Coachwhip Canyon is an extension of Ella Wash that flows south from the highway.

Coachwhip can be navigated safely in a conventional vehicle, but there are areas of soft sand and rocks, so be alert to road conditions.

An even better way to explore Coachwhip is to hike the mile or so into the canyon along the easy route.

The snake-like canyon is likely named after the coachwhip snake, a resident of this arid area, known for its speed. It survives by feeding on small rodents, bird eggs, small birds, other reptiles and insects.

Spring is breeding season for the coachwhip, so keep an eye out for this harmless reptile if you soon visit.

But it's never that simple. The canyon could also be named for a species of rush milkweed also known as coachwhip milkweed that is found in the area.

At the highway, the canyon is wide, but it will narrow and the eroded sandstone formations that are cut by eons of erosion will get taller.

Like an invitation into Wonderland, the winding road into the narrowing canyon is an irresistible draw to explore a unique landscape formed by geological forces that include earthquakes, massive faulting, wind and water erosion.

Along the way there are alcoves ideal for camping. The walls of the canyon offer protection for desert winds in addition to being scenic backdrops for landscape photography.

The long shadows of early morning and evening shadows and the soft glow of a full moon will turn the curdled landscape into a photographer's paradise.

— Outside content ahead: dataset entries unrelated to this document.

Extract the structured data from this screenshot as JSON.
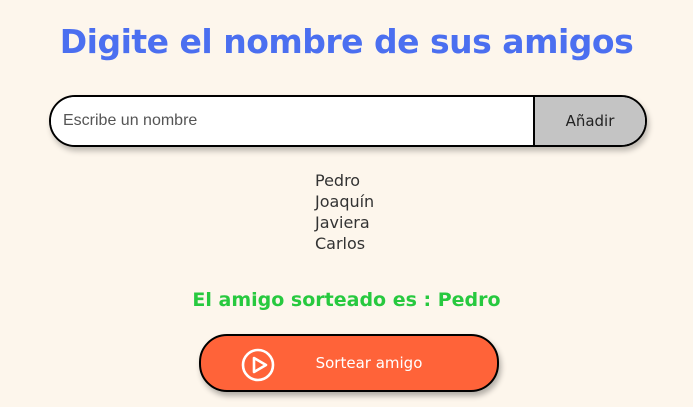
{
  "header": {
    "title": "Digite el nombre de sus amigos"
  },
  "form": {
    "input_placeholder": "Escribe un nombre",
    "input_value": "",
    "add_label": "Añadir"
  },
  "friends": [
    "Pedro",
    "Joaquín",
    "Javiera",
    "Carlos"
  ],
  "result": {
    "text": "El amigo sorteado es : Pedro"
  },
  "draw": {
    "label": "Sortear amigo",
    "icon": "play-circle-icon"
  },
  "colors": {
    "background": "#fdf6ec",
    "title": "#4b6ff0",
    "result": "#27c93f",
    "draw_button": "#ff6339",
    "add_button": "#c4c4c4"
  }
}
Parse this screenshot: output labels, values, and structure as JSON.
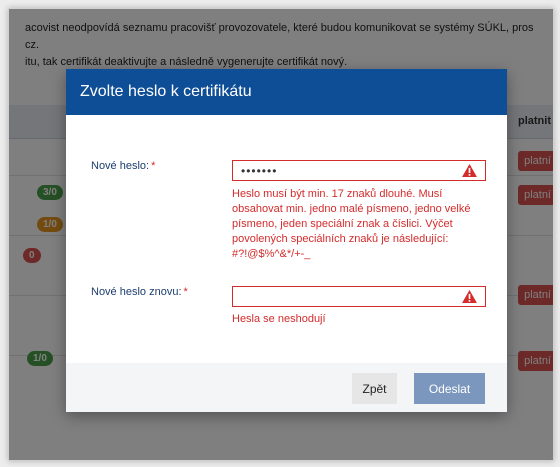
{
  "background": {
    "line1": "acovist neodpovídá seznamu pracovišť provozovatele, které budou komunikovat se systémy SÚKL, pros",
    "line2": "cz.",
    "line3": "itu, tak certifikát deaktivujte a následně vygenerujte certifikát nový.",
    "status_column_header": "platnit",
    "badges": [
      "3/0",
      "1/0",
      "0",
      "1/0"
    ],
    "status_labels": [
      "platní",
      "platní",
      "platní",
      "platní"
    ]
  },
  "modal": {
    "title": "Zvolte heslo k certifikátu",
    "new_password": {
      "label": "Nové heslo:",
      "required_mark": "*",
      "value": "•••••••",
      "error": "Heslo musí být min. 17 znaků dlouhé. Musí obsahovat min. jedno malé písmeno, jedno velké písmeno, jeden speciální znak a číslici. Výčet povolených speciálních znaků je následující: #?!@$%^&*/+-_"
    },
    "repeat_password": {
      "label": "Nové heslo znovu:",
      "required_mark": "*",
      "value": "",
      "error": "Hesla se neshodují"
    },
    "buttons": {
      "back": "Zpět",
      "submit": "Odeslat"
    }
  },
  "icons": {
    "field_warning": "warning-triangle-icon"
  },
  "colors": {
    "header": "#0e4e96",
    "error": "#d42b2b",
    "submit": "#7b97bd"
  }
}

With this year's ample rainfall, Coachwhip Canyon has been filled with the blossoms of many wildflower species. Some are in clusters, but others are single plants hidden like rare gems waiting for your discovery.

In the shadows beyond your camp light, you may see movement of a curious kit fox, or on a morning hike the tracks of a desert bighorn sheep that passed through the area.

There is much to explore in the vast expanse of Anza-Borrego Desert State Park. Visitors can enjoy short hikes around the park's visitor center or spend days wandering in trackless wilderness.

Here's a must-have suggestion for anyone interested in exploring California's largest state park.

Pick up a copy of "Anza-Borrego Desert Region," a comprehensive guidebook that includes a detailed park map, mile-by-mile route descriptions and GPS coordinates for popular destinations.

The book is available at the visitor center or the Anza-Borrego Foundation State Park Store, located in the Borrego Springs Mall.

It's a good thing they publish new editions every few years because you will wear it out as you joyfully explore all the park has to offer.

You can reach the author at Ernie at